Frank Wolfe demonstrates the use of the automatic defib.
Campus Photo - Fred Nichols
Frank Wolfe demonstrates the use of the automatic defib.

By Rebeckah Sergi

For The Maine Campus

When people go into cardiac arrest, the paddles of a defibrillator can often save their lives. Once only available in hospitals and aboard ambulances, defibrillators are making their way into public places throughout the United States. The automatic defibrillator is an electronic device that applies an electronic shock to restore a heart’s rhythmic beat.

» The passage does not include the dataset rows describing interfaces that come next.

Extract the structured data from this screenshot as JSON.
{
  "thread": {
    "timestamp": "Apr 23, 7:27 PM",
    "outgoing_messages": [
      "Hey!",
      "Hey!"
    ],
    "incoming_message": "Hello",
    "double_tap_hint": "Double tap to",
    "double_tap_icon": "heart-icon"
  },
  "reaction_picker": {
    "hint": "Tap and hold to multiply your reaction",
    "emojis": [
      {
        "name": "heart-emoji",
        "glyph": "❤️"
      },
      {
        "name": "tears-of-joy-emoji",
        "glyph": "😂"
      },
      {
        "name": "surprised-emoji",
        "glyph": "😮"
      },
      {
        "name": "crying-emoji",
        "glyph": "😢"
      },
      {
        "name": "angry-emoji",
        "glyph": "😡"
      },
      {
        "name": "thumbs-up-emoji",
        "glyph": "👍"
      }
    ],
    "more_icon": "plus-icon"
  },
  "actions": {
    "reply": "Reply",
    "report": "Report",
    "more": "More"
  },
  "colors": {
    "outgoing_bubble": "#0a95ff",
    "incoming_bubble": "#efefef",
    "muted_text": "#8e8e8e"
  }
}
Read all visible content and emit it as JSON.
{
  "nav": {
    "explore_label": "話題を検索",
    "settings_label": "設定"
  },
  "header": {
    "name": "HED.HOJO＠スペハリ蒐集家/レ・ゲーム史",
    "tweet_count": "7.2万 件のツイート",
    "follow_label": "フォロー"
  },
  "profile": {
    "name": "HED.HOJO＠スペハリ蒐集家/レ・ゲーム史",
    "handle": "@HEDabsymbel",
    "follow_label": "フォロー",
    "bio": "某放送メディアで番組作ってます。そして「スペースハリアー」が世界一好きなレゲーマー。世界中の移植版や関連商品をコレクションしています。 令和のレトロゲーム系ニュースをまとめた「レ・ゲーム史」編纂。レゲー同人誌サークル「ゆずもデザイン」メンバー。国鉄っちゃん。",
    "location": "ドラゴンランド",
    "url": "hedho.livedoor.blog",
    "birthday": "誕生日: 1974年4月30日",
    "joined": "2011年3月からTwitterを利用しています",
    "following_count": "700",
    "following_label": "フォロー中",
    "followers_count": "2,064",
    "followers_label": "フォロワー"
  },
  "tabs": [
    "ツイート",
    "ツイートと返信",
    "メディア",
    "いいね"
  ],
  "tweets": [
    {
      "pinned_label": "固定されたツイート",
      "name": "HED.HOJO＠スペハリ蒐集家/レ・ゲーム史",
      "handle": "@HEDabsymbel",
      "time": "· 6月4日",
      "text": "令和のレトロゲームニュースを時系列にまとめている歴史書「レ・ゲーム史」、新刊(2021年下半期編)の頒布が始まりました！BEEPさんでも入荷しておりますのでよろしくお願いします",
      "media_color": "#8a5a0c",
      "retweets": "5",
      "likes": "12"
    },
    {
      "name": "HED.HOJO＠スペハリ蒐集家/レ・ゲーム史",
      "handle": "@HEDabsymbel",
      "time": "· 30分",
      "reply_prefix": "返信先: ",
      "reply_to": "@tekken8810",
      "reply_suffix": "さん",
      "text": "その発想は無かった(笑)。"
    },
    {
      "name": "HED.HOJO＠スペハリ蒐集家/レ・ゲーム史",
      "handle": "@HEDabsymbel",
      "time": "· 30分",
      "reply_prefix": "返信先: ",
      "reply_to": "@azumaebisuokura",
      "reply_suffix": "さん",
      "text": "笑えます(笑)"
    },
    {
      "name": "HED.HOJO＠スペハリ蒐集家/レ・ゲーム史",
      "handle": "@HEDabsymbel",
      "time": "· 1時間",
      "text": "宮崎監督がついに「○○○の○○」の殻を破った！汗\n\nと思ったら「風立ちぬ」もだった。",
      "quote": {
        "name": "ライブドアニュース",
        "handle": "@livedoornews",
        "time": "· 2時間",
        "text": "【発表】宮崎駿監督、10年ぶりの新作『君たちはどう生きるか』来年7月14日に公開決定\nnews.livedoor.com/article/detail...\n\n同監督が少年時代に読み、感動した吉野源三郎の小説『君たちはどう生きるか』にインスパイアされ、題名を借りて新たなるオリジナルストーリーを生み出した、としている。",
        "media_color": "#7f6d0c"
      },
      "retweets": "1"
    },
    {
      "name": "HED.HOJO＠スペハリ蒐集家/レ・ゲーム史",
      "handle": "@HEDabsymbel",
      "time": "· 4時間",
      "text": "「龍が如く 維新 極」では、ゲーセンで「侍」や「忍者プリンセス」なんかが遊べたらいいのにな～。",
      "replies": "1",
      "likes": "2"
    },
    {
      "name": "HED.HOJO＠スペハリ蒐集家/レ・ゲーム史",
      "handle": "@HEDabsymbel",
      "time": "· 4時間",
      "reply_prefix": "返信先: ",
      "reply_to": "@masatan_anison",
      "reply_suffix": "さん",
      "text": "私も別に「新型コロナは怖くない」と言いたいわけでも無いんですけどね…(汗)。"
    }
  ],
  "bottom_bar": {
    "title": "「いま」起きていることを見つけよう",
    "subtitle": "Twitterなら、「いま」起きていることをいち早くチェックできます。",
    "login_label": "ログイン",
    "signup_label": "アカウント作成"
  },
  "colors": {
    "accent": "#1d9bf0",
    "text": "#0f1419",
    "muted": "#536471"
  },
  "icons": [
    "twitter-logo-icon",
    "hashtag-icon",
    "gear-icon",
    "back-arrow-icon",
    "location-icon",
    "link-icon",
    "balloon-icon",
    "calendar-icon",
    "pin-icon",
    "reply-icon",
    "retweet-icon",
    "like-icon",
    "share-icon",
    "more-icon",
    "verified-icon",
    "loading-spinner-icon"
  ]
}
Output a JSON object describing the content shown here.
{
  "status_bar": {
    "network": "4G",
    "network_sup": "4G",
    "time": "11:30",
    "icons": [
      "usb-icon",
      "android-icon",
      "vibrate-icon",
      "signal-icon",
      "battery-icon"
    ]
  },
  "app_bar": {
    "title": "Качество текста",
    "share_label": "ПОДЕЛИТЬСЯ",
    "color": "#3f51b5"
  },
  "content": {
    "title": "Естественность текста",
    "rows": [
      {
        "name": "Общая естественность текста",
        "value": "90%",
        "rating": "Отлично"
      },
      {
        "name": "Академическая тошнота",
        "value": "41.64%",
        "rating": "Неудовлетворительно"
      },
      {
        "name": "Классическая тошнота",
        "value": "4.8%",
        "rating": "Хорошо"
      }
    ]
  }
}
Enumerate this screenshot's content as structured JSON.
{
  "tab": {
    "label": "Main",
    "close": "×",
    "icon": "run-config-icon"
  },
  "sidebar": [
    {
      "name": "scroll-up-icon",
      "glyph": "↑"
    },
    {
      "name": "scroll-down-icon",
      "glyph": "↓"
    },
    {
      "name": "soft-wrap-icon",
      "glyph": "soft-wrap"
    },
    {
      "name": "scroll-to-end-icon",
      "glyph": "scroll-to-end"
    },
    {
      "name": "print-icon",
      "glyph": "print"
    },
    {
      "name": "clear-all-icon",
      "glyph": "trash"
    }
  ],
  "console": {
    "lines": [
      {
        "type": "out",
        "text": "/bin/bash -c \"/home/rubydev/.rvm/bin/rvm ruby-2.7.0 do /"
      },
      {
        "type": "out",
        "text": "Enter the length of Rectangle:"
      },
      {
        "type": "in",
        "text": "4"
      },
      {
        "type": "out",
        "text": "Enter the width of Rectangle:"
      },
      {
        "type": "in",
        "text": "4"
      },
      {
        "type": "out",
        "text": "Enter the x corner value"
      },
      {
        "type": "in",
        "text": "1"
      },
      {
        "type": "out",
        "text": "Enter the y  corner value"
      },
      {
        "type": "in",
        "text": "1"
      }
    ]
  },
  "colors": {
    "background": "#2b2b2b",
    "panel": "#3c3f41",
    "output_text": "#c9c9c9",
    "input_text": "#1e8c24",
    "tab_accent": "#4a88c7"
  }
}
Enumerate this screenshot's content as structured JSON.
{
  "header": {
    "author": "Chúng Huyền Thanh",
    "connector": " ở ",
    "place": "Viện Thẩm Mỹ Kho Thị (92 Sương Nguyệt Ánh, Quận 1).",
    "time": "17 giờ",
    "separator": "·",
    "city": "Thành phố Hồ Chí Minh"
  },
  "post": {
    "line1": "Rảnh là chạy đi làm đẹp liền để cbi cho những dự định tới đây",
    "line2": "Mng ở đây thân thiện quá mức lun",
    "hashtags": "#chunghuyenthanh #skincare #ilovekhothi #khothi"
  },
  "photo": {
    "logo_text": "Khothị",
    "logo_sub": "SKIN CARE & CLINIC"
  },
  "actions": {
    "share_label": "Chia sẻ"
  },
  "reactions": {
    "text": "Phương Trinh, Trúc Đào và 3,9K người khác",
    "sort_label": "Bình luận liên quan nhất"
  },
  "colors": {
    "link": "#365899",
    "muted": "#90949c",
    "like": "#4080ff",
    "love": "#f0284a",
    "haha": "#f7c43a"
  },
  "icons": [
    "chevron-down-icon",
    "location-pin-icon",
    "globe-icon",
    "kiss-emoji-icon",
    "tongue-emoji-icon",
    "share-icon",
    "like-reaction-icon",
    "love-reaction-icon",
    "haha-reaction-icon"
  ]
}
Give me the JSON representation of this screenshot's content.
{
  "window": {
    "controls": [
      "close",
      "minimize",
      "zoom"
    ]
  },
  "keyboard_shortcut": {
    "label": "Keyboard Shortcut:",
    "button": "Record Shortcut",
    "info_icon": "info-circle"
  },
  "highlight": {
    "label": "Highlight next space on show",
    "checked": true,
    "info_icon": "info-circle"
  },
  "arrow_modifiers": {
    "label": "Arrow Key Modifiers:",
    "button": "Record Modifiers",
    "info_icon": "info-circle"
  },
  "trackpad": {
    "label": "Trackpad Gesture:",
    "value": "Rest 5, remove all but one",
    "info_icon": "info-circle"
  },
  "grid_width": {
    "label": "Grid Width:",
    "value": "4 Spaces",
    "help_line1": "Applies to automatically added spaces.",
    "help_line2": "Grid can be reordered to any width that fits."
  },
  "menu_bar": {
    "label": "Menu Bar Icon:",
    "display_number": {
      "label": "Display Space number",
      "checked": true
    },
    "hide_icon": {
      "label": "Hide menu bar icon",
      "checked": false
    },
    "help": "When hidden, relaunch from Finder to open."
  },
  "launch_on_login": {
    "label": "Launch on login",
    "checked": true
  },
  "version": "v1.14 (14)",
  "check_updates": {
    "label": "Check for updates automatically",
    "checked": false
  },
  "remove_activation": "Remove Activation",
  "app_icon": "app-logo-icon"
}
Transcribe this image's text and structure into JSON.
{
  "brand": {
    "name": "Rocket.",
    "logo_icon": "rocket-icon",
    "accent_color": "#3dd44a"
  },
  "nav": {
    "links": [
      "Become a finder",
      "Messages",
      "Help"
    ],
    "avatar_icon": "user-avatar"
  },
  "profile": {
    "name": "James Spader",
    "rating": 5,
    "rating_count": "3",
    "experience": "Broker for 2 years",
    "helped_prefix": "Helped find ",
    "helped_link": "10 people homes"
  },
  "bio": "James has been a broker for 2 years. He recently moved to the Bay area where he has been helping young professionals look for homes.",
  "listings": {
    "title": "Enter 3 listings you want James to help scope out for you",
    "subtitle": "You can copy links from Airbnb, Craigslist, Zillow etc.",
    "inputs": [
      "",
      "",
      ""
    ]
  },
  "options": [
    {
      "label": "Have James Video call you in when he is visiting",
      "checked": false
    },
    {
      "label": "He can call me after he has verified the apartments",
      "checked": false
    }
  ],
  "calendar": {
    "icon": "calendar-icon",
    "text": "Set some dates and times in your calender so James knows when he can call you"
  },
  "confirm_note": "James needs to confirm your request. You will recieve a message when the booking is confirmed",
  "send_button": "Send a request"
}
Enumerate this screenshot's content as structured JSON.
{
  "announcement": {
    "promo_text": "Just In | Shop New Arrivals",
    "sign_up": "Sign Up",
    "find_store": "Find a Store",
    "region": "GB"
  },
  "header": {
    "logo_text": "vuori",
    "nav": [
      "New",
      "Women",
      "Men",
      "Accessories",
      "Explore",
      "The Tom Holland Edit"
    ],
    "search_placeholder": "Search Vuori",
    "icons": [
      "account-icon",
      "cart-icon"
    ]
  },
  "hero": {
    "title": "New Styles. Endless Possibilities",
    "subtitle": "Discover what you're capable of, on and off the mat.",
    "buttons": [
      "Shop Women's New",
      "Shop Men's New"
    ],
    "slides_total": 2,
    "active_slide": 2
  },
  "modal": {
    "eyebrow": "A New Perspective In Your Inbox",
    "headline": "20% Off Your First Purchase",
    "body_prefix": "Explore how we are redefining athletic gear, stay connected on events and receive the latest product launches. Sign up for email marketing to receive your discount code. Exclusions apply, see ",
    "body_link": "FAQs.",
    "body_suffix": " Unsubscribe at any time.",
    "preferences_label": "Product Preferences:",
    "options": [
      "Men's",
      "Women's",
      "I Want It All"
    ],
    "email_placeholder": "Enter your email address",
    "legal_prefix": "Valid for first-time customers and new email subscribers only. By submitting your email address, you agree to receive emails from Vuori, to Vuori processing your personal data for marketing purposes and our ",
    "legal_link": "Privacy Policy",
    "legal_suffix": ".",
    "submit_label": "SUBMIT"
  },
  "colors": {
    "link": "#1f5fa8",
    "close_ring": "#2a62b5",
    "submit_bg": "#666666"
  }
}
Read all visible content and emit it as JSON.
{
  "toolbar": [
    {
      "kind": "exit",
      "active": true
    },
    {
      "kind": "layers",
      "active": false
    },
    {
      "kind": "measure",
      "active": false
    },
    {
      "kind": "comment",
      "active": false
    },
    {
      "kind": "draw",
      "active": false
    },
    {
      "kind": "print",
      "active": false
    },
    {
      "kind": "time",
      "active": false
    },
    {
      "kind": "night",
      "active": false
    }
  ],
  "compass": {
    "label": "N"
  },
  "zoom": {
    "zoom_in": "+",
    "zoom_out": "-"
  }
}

The advent of public automatic defibrillators has been possible due to the new defibrillator manufacturing technology.

“In the past several years manufacturers have produced more technically efficient defibrillators for personnel with limited medical knowledge,” Frank Wolfe of the University Volunteer Ambulance Corps said.

The University of Maine already has one automatic defibrillator in the Memorial Gym. UVAC is in the process of getting more automatic defibrillators in the Maine Center for the Arts, Alfond Arena, Memorial Union and in all Public Safety vehicles on campus.

The university will probably have another defibrillator by the end of the school year Wolfe said. The defibrillators are expensive and funds are being allocated in order to buy more. Wolfe said he hopes the places where the defibrillators are going to be located, such as the MCA, will help to shoulder the cost.

More defibrillators on campus means more opportunities to save someone’s life.

Though the automatic defibrillators are easy to work, they are only allowed to be used by those trained with defibrillators in a CPR course or in an Automatic External Defibrillator class.

UVAC is currently in the process of training athletic coaches on the automatic defibrillators in case of an emergency at a game or a practice. UVAC will be organizing training for CPR and AED classes for anyone interested in learning more about automatic defibrillators and how to use them. For information contact UVAC at 581-4038.